Disclaimer: this is for entertainment purposes only. None of these claims should be taken as medical advice, and you should always seek the care of a medical professional if you're sick.
I love fall. I love the leaves crunching under my feet, the smell in the air, sweaters, extra baking, and that its the season to whip up my favorite syrups and folk remedies. I've made elderberry syrup for the past few years, and it serves us well. It's touted as one of mother nature's "flu shots." Elderberry syrup is one tool among our wellness arsenal, so I can't say for sure if it really works, but we haven't gotten the flu yet (knock on wood).
Elderberries are widely known to be a strong source of vitamin c, which they are. I wanted to learn more though, so I found some clinical trials for standardized elderberry syrup extract (aka, the elderberry syrup you can buy in brick and mortar stores and online). What I learned was pretty amazing.
This past weekend I had the privilege of modeling a new woven wrap for Vermont’s own Poe Wovens. I wasn’t planning to blog about it, after all, I only wore the wrap for one hour. But I loved it so much, that I simply have to share. I volunteered to share, and I’m not officially testing this wrap, so there are no incentives for this post. These are strictly my own opinions after wrapping with this wrap for the purposes of modeling it for Poe Woven’s photo needs.
I had seen the wrap in pictures beforehand, and to be honest, before seeing the wrap in person, I wasn’t excited about the colorway. I don’t own a neutral wrap, and the closest I’ve ever owned, I quickly dyed (I wish I left it alone). I’m also not a huge fan of 100% cotton wraps. Yes, I own a few, but I’m thinning them out. Wool has my heart. I have merino and alpaca wraps, and they are by far my favorite. I love them in the Virginia heat, and the Vermont cold. So, the way I saw it, I was going to do the best I could to give Poe some awesome pictures to work with, get to meet Poe’s owner in person for the first time, and of course check out her work.

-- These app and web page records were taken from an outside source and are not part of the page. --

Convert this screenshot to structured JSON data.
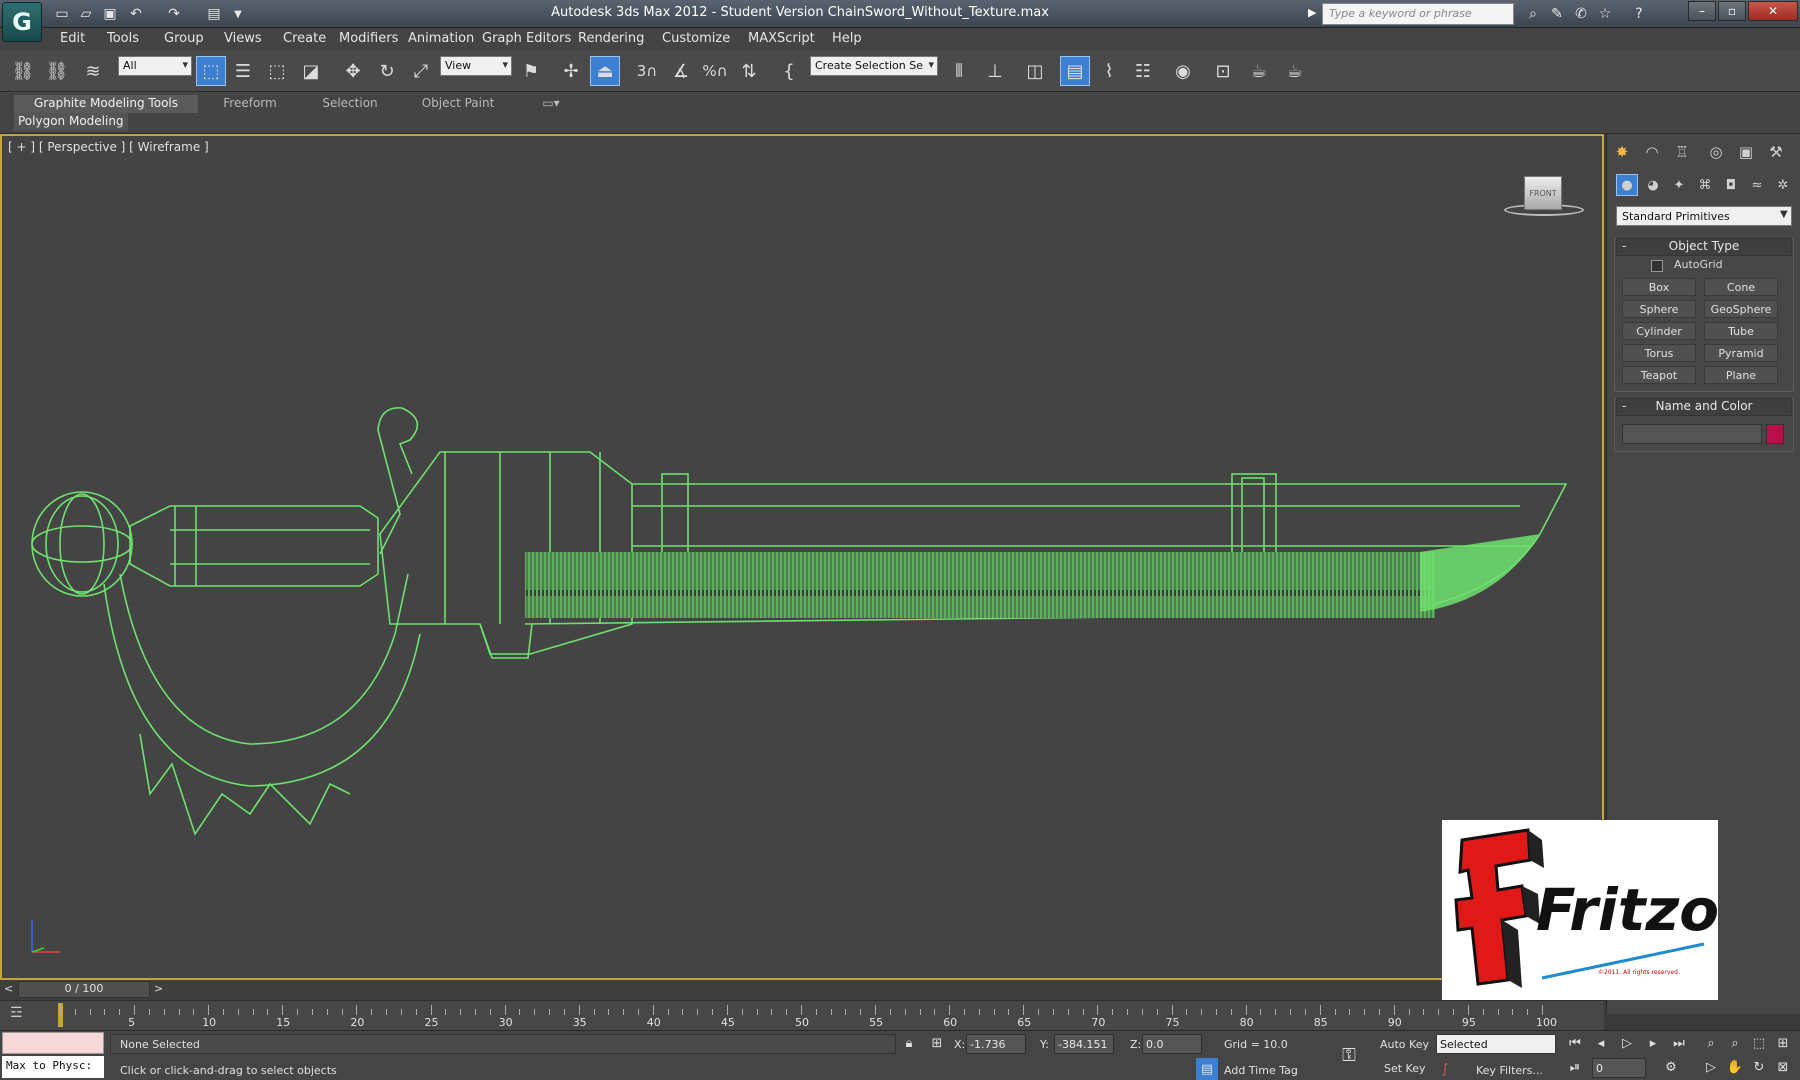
{
  "titlebar": {
    "title": "Autodesk 3ds Max  2012  - Student Version   ChainSword_Without_Texture.max",
    "search_placeholder": "Type a keyword or phrase"
  },
  "menu": [
    "Edit",
    "Tools",
    "Group",
    "Views",
    "Create",
    "Modifiers",
    "Animation",
    "Graph Editors",
    "Rendering",
    "Customize",
    "MAXScript",
    "Help"
  ],
  "toolbar": {
    "selection_filter": "All",
    "reference_coord": "View",
    "named_selection": "Create Selection Se",
    "spinner_snap": "3"
  },
  "ribbon": {
    "tabs": [
      "Graphite Modeling Tools",
      "Freeform",
      "Selection",
      "Object Paint"
    ],
    "panel": "Polygon Modeling"
  },
  "viewport": {
    "label": "[ + ] [ Perspective ] [ Wireframe ]",
    "viewcube_face": "FRONT",
    "wire_color": "#6fe06f"
  },
  "command_panel": {
    "category": "Standard Primitives",
    "object_type_title": "Object Type",
    "autogrid": "AutoGrid",
    "primitives": [
      "Box",
      "Cone",
      "Sphere",
      "GeoSphere",
      "Cylinder",
      "Tube",
      "Torus",
      "Pyramid",
      "Teapot",
      "Plane"
    ],
    "name_color_title": "Name and Color",
    "object_color": "#b8104a"
  },
  "timeline": {
    "frame": "0 / 100",
    "ticks": [
      "5",
      "10",
      "15",
      "20",
      "25",
      "30",
      "35",
      "40",
      "45",
      "50",
      "55",
      "60",
      "65",
      "70",
      "75",
      "80",
      "85",
      "90",
      "95",
      "100"
    ]
  },
  "status": {
    "maxscript": "Max to Physc:",
    "selection": "None Selected",
    "prompt": "Click or click-and-drag to select objects",
    "x_label": "X:",
    "x": "-1.736",
    "y_label": "Y:",
    "y": "-384.151",
    "z_label": "Z:",
    "z": "0.0",
    "grid": "Grid = 10.0",
    "add_time_tag": "Add Time Tag",
    "auto_key": "Auto Key",
    "set_key": "Set Key",
    "key_mode": "Selected",
    "key_filters": "Key Filters...",
    "current_frame": "0"
  },
  "watermark": {
    "brand": "Fritzo",
    "copyright": "©2011. All rights reserved."
  }
}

Last week was International Babywearing Week. I was extremely busy, but I still think it deserves a blog post.
Babywearing has been my lifesaver in so many different ways. When Lovebug was six months old and cutting her first two top teeth, the only way she would nurse was upright in my mei tai. My guess is that it helped with the fluid in her ears. On her first plane ride, also at six months, wearing her helped her feel safe in crowded airports. She could smell me, feel my heart beat, and rest her head on my chest. Experts write about the fourth trimester, and the baby carrier is a great transition from womb to world.
I am the mama who is over the moon in love with her family and green living.